> maintainers have to take more responsibility for saying no if they
> don't have time for community building.
> > So far they have all been going into drivers/misc/ because no one else
> > stepped up to do the review of them except me. I would _LOVE_ the help
> > here as I end up reviewing a new one every kernel release at the least,
> > but companies do not seem to be willing to fund developers to be
> > maintainers these days :(
> > And yes, I have been reviewing the fpga code as well, even though they
> > do have a good maintainer, as those patches flow through my tree due to
> > historical reasons. I know the fpga developers would have loved some
> > help with review of those patches.

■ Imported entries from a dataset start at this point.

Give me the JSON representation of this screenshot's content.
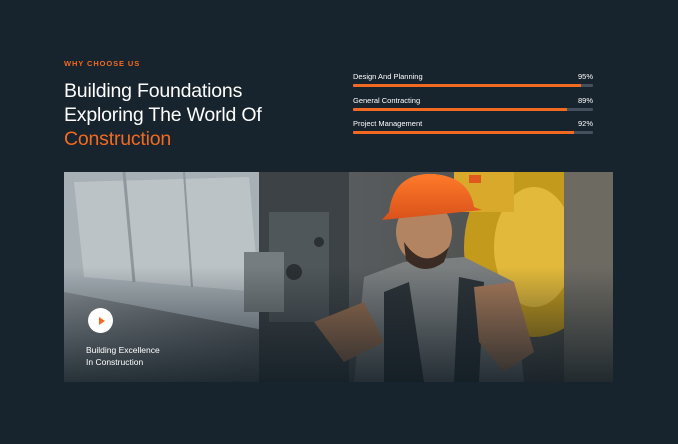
{
  "section": {
    "eyebrow": "WHY CHOOSE US",
    "heading_line1": "Building Foundations",
    "heading_line2": "Exploring The World Of",
    "heading_accent": "Construction"
  },
  "skills": [
    {
      "label": "Design And Planning",
      "value_text": "95%",
      "percent": 95
    },
    {
      "label": "General Contracting",
      "value_text": "89%",
      "percent": 89
    },
    {
      "label": "Project Management",
      "value_text": "92%",
      "percent": 92
    }
  ],
  "video": {
    "caption_line1": "Building Excellence",
    "caption_line2": "In Construction",
    "play_icon": "play-icon"
  },
  "colors": {
    "background": "#17232d",
    "accent": "#f26a21",
    "track": "#44515c"
  }
}
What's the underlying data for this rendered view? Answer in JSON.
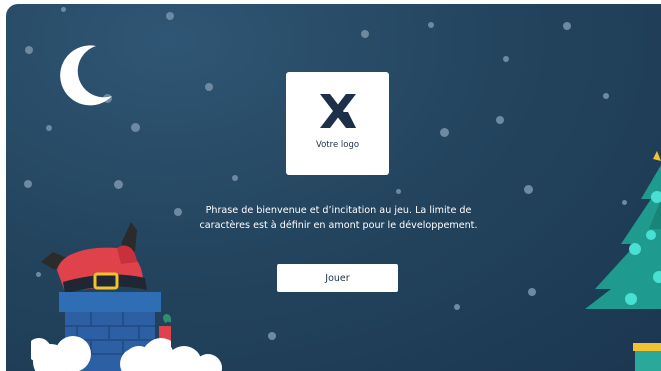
{
  "logo": {
    "icon": "x-logo-icon",
    "text": "Votre logo"
  },
  "intro": {
    "line1": "Phrase de bienvenue et d’incitation au jeu. La limite de",
    "line2": "caractères est à définir en amont pour le développement."
  },
  "play_button": {
    "label": "Jouer"
  },
  "colors": {
    "background": "#1f3e58",
    "brand_navy": "#1d3049",
    "card": "#ffffff",
    "santa_red": "#e0424c",
    "chimney_blue": "#2f6db5",
    "tree_teal": "#1f9a8e",
    "ornament": "#49e0d4"
  },
  "decorations": [
    "crescent-moon",
    "snowflakes",
    "santa-in-chimney",
    "christmas-tree",
    "gift-box",
    "snow-clouds"
  ]
}
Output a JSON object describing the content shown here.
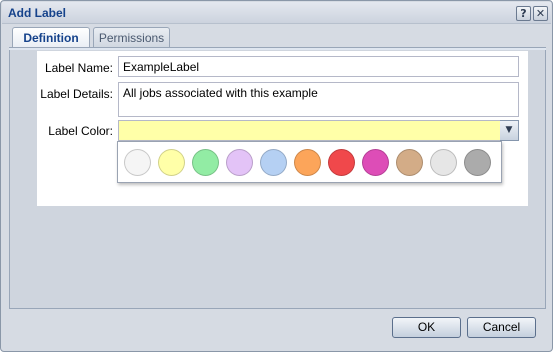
{
  "window": {
    "title": "Add Label",
    "help_glyph": "?",
    "close_glyph": "✕"
  },
  "tabs": [
    {
      "label": "Definition",
      "active": true
    },
    {
      "label": "Permissions",
      "active": false
    }
  ],
  "form": {
    "name_label": "Label Name:",
    "name_value": "ExampleLabel",
    "details_label": "Label Details:",
    "details_value": "All jobs associated with this example",
    "color_label": "Label Color:",
    "color_value": "#ffffa8",
    "dropdown_glyph": "▼"
  },
  "palette": {
    "colors": [
      {
        "name": "white",
        "hex": "#f5f5f5"
      },
      {
        "name": "yellow",
        "hex": "#ffffa8"
      },
      {
        "name": "green",
        "hex": "#92eca4"
      },
      {
        "name": "lavender",
        "hex": "#e3c3f7"
      },
      {
        "name": "light-blue",
        "hex": "#b5d0f3"
      },
      {
        "name": "orange",
        "hex": "#fca55a"
      },
      {
        "name": "red",
        "hex": "#f0484b"
      },
      {
        "name": "magenta",
        "hex": "#dd4db7"
      },
      {
        "name": "tan",
        "hex": "#d3ac87"
      },
      {
        "name": "light-gray",
        "hex": "#e6e6e6"
      },
      {
        "name": "gray",
        "hex": "#ababab"
      }
    ]
  },
  "buttons": {
    "ok": "OK",
    "cancel": "Cancel"
  }
}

> Lack of reviewing isn't the problem here, lack of responsibility for
> creating a long term mess is. You are creating long term dumping

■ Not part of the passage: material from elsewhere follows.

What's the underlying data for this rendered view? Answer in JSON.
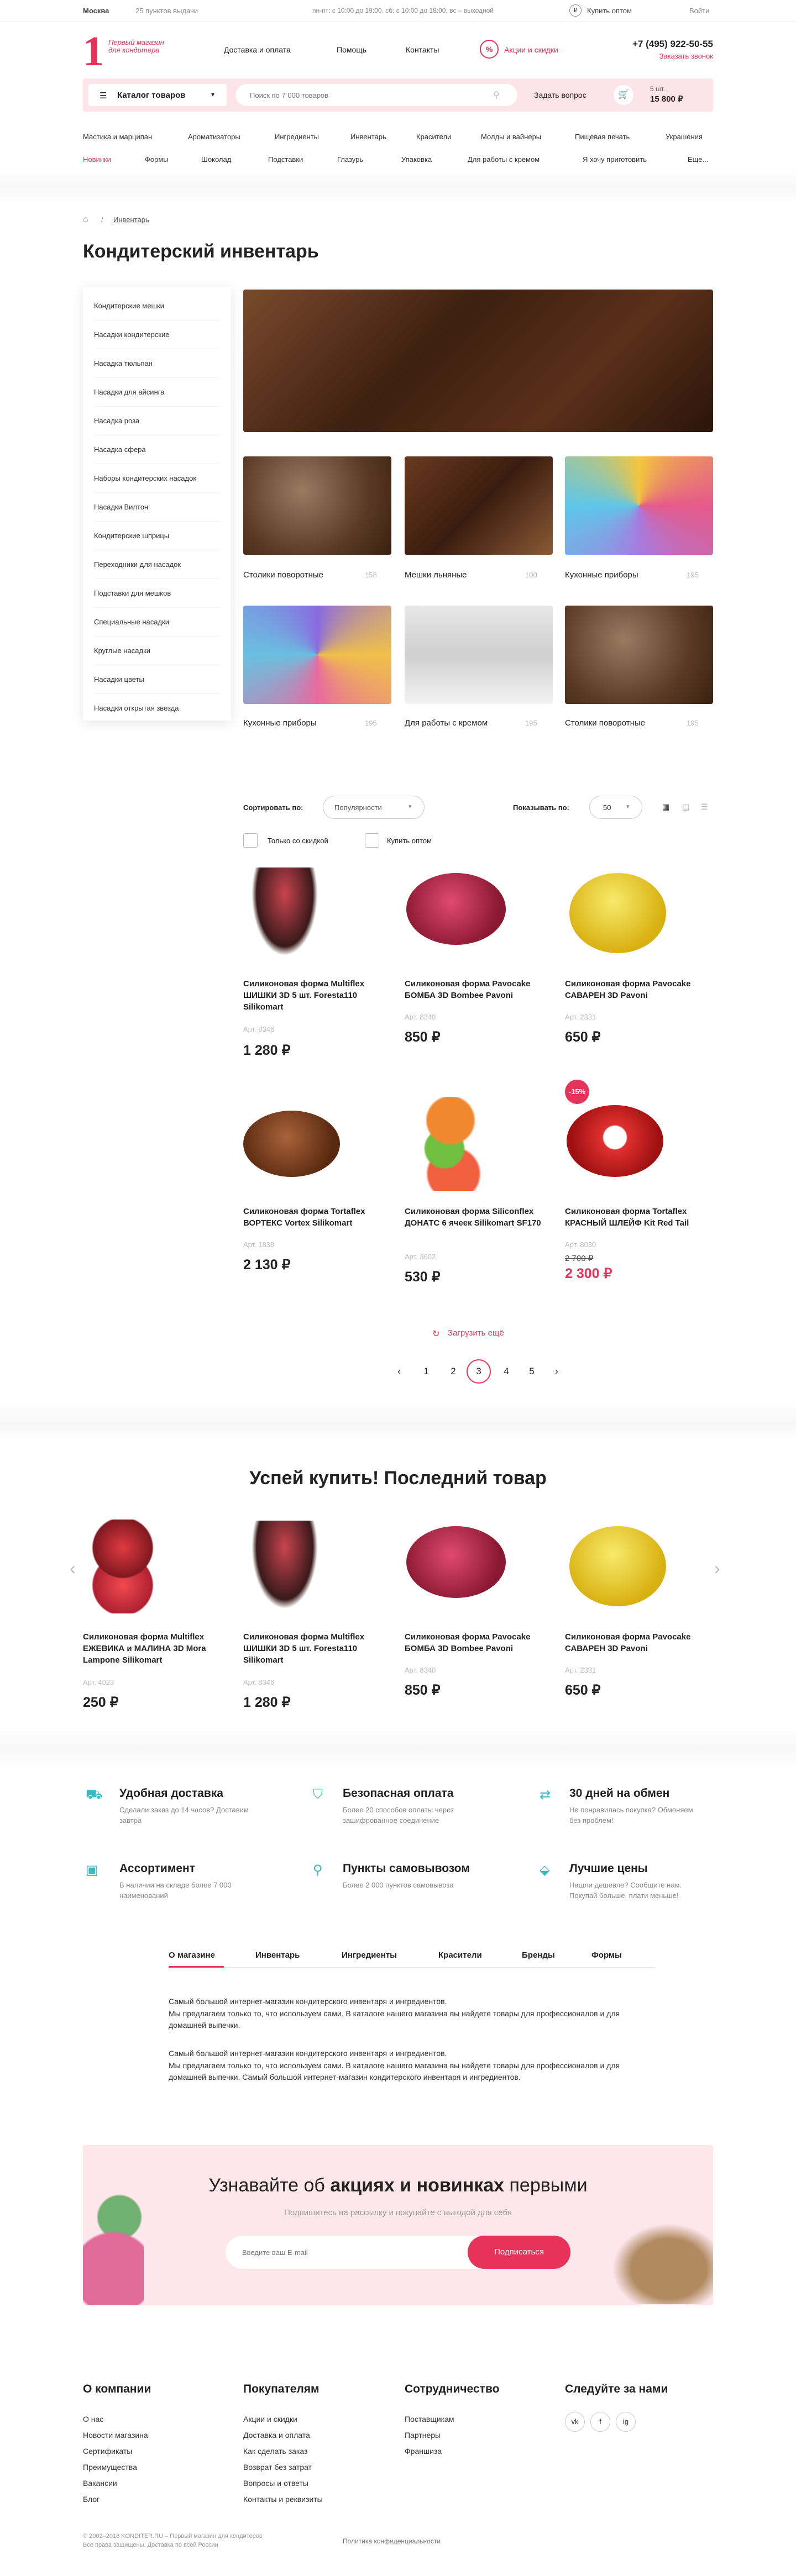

> grounds for badly thought out stuff. Saying people keeping adding more
> trash to my dump and it's overloading me is just the effect of having
> created the dump with no rules to follow in the first place.
> > > > - review the dma-buf stuff on dri-devel and then land it through
> > > > standard flows, not the gregk-misc bypass
> > Are dma-bufs somehow required to be reviewed on dri-devel? As others
> > have asked in the past, they are already being used in other subsystems
> > (like IB) today, did those authors also get review there?
> Yes any use of dma-buf has to be cc'ed to dri-devel and linux-media
> per MAINTAINERS
Now that we opened up the user-space compiler and provided a library
with which you can load compiled kernels and run them, I've re-sent
the two dma-buf patches to dri-devel and linux-media (and to specific
people) on Sunday evening.
Can you please help review them ? They already got reviewed by
Christian and Jason on previous iterations and I fixed them according
to their reviews so I believe they are fundamentally correct.
> > If so, great, if not, that feels odd to me, as I am seeing lots of
> > out-of-tree drivers start to use these structures, which is why the api
> > was created (to stop the roll-your-own-implementations.) Does dri-devel
> > want me to have those vendors cc: you all when those get submitted?
> Yes. MAINTAINERS has matching for this, are you not advising people to
> use the proper submission techniques and thus bypassing that file?
> The reason is dma-buf and later by extension dma-fence can create
> really bad problems for the kernel around memory management.
> When a driver is self contained and doesn't interact with other kernel
> drivers nobody really has to care. However once a driver starts
> interacting with other drivers in the kernel, a responsible maintainer
> has to check that these new drivers aren't going to crap all over the
> existing drivers and destabilise the kernel. Someone has to review the
> hardware design to see if page faulting works or if preemption works
> or a bunch of other gotchas. Someone has to review the userspace to
> make sure it isn't doing knowingly bad things or making assumptions
> based on the kernel driver doing bad things.
> The thing is we've had code merged into our in-tree i915 driver that
> broke a bunch of these assumptions, and have had to spend a year
> cleaning it out, now this happened post-merge and diligence had
> lessened, having the expertise to spot this in new dma-buf/fence users
> is why we insist on having access to way more than just the 1000 line
> kernel driver submission.
> > I will be glad to not accept any more, but as I say above, what are the
> > new requirements going to be so that those companies that do want to
> > submit their code know what to do?
> I'm proposing a patch for documentation that maintainers can sign up
> for (it's mentioned in the ksummit thread).
> > And what exactly are we using as a definition of an accelerator? We
> > have networking cards that are "accelerators" as well as crypto
> > "accelerators" :)
> > > > I expect we'll have a proper discussion what the stack should look
> > > > like with the next submission (from a different vendor maybe), that
> > > > ship kinda sailed with habanalabs.
> > Who is going to define this stack? As there is no industry standard,
> > why would we define this?
> Because someone has to help, saying yes isn't helping, it's enabling
> back behaviour. Parenting and maintaining both involve saying No for
> the future prosperity of the ecosystem.